IN OTHER WORDS
To many of us, Sudan means one thing - the ongoing disaster called Darfur. But scientists flying over southern Sudan — the site of a separate civil war that finally ended in 2005 — have discovered vast numbers of migrating animals: herds of antelope and gazelle that may rival the scale of the great migration in Serengeti. Until this recent survey, the fear was that 20 years of fighting had created a collapse of the kind seen in the Central African Republic, where you can fly low over the landscape all day long and see scarcely a single animal. But what they found instead was a river of animals moving through a river of grass, including some species that were thought to be extinct.
This discovery is important, first of all, because it records the unexpected well-being of such vast numbers of animals and of an ecosystem as a whole. But it is also important because it creates the possibility of ecotourism, and a source of employment and wealth to help balance the oil rush that is growing day by day there. The task is to find ways to create,

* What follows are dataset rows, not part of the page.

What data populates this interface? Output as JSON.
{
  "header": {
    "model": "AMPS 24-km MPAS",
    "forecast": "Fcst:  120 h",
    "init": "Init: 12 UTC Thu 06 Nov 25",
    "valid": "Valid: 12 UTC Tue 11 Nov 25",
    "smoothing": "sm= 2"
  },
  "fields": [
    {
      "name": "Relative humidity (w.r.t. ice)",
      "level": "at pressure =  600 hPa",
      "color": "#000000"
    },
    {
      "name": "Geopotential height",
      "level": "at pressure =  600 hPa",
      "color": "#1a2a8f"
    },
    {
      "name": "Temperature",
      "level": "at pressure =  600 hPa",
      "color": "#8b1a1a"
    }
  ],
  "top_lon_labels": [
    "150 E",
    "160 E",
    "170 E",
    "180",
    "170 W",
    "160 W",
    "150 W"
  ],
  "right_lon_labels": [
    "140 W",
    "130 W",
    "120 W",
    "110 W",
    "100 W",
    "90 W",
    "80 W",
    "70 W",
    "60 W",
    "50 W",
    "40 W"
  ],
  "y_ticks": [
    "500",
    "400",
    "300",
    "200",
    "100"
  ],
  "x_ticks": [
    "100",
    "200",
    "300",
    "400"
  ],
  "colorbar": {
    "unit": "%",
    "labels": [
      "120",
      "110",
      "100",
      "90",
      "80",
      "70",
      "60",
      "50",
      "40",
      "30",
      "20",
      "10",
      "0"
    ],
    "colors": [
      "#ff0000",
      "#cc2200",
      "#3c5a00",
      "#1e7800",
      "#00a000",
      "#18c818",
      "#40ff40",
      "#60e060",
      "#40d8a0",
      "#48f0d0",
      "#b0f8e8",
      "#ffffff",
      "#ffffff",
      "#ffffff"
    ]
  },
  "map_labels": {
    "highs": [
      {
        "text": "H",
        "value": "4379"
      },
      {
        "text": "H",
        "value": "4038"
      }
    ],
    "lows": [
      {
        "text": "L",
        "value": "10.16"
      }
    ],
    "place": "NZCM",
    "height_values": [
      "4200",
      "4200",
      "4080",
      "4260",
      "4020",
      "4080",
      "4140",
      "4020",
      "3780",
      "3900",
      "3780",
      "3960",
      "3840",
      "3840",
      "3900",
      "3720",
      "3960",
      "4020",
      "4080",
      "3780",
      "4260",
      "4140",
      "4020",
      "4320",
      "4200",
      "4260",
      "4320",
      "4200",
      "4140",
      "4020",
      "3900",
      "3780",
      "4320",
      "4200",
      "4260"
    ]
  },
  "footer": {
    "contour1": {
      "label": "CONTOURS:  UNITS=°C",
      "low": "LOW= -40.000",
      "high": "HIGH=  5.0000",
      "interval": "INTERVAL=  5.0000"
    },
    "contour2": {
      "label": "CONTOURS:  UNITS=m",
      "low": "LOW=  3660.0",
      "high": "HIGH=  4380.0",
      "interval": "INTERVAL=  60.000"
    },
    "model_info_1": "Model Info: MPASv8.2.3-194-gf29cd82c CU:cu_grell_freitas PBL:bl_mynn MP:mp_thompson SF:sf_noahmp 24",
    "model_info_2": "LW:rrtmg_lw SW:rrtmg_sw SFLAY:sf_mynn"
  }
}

within a devastated country, the tools and the education to value and protect these wild herds and their ecosystem. It is not a choice between saving people and saving wild animals. It is a matter of protecting the natural resources that allow humans and animals to thrive.